§ Data:
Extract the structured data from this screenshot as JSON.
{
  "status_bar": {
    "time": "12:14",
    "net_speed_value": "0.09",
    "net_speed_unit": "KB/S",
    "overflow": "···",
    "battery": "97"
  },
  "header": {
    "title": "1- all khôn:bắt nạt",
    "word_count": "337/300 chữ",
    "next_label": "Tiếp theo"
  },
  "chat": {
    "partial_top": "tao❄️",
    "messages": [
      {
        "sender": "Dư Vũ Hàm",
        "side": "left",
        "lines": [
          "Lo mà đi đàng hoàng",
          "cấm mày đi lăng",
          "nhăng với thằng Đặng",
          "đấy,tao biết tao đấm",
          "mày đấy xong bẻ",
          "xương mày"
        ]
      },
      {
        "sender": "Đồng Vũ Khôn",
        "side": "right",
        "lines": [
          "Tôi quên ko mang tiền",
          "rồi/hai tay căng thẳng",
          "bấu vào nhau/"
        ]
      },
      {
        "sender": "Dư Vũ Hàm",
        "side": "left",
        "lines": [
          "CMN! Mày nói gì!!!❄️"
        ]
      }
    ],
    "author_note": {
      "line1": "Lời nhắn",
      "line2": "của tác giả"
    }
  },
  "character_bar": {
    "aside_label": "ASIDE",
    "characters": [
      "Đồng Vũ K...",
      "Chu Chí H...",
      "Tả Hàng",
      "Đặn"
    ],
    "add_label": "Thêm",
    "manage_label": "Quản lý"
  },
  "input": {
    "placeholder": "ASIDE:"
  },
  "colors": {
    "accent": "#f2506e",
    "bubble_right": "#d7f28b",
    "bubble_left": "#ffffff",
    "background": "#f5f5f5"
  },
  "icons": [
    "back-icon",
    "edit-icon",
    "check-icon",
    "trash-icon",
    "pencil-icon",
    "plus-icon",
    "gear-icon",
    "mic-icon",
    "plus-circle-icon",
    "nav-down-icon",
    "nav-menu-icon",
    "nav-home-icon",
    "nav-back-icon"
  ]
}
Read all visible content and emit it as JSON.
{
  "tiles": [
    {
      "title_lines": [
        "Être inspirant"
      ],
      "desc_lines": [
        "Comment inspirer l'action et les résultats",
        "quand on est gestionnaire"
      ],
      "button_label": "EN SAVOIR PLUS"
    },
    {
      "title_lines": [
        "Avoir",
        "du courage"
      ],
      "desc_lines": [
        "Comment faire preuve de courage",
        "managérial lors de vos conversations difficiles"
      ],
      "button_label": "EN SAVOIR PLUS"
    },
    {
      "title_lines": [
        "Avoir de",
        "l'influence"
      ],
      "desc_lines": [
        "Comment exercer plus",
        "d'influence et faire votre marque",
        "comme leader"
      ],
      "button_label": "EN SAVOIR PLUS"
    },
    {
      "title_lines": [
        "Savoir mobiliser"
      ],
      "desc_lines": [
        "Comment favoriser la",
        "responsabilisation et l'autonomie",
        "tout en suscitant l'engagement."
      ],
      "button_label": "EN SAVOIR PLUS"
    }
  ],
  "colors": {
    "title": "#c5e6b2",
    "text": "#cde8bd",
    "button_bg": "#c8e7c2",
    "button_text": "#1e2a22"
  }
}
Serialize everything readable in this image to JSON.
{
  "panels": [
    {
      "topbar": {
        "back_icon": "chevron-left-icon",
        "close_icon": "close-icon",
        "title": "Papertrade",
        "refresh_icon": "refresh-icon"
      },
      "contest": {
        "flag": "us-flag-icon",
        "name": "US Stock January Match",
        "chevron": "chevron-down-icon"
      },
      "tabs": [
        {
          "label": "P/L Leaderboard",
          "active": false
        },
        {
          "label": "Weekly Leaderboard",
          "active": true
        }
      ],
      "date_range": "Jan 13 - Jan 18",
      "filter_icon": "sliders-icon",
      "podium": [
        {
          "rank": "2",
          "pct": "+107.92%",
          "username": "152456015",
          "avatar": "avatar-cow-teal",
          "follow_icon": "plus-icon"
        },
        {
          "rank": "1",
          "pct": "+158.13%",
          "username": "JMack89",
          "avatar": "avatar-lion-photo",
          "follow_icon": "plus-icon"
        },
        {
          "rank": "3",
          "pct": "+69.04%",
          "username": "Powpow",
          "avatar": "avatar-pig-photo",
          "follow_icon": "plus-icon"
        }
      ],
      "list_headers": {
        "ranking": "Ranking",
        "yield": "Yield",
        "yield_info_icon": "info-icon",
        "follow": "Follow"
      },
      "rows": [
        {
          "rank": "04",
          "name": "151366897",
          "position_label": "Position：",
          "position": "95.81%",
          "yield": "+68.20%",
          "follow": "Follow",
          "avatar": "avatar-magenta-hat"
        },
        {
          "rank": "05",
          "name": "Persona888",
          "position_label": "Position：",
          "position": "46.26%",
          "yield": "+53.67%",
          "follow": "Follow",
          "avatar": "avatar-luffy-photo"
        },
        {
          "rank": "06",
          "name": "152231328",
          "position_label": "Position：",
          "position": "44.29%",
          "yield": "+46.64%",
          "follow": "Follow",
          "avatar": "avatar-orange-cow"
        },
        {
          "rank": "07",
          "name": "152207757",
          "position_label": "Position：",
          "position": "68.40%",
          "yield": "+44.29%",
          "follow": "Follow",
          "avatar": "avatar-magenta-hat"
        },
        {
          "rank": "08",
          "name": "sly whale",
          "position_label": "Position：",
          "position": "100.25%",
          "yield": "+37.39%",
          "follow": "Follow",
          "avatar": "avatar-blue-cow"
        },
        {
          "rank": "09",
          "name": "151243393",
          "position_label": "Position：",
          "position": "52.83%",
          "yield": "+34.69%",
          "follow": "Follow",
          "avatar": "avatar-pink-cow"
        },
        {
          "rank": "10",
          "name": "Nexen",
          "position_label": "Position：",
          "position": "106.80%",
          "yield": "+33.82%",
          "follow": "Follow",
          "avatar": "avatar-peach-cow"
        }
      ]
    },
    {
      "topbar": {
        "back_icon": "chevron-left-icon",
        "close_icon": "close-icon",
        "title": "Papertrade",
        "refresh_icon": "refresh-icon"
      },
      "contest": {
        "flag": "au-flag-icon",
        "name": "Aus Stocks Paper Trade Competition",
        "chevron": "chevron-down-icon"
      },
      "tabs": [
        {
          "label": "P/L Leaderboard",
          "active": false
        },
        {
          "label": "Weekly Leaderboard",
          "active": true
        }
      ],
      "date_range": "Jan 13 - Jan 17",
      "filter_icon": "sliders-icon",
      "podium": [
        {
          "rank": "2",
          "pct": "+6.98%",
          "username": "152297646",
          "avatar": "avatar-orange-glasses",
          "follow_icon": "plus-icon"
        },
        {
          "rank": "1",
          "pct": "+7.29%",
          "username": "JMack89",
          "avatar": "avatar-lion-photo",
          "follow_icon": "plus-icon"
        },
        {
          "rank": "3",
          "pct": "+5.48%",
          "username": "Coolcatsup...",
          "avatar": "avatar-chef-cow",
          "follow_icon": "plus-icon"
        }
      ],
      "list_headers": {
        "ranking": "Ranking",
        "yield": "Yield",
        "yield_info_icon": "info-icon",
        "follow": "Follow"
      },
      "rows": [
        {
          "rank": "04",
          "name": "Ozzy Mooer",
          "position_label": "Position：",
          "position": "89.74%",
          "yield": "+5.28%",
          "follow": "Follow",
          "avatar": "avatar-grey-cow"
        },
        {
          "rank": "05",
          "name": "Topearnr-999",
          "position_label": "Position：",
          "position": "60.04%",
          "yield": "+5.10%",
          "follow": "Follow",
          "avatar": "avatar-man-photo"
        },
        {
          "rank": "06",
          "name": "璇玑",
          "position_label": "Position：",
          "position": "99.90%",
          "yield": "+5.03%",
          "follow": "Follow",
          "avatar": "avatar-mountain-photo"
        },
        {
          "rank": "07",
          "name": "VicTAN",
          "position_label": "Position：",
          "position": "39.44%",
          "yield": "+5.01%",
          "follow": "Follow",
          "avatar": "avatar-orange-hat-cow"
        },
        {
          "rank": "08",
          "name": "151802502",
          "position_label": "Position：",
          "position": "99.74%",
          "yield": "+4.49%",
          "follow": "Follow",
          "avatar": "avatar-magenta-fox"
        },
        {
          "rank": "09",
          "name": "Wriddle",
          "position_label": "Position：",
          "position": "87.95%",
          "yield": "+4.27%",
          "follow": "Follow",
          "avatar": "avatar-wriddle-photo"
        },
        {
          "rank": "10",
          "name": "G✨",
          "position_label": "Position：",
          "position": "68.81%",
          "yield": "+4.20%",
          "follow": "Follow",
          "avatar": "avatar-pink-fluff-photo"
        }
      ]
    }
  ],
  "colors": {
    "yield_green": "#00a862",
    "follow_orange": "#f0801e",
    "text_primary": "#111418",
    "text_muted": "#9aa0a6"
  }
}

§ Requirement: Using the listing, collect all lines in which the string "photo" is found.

§ Answer below:
          "avatar": "avatar-lion-photo",
          "avatar": "avatar-pig-photo",
          "avatar": "avatar-luffy-photo"
          "avatar": "avatar-lion-photo",
          "avatar": "avatar-man-photo"
          "avatar": "avatar-mountain-photo"
          "avatar": "avatar-wriddle-photo"
          "avatar": "avatar-pink-fluff-photo"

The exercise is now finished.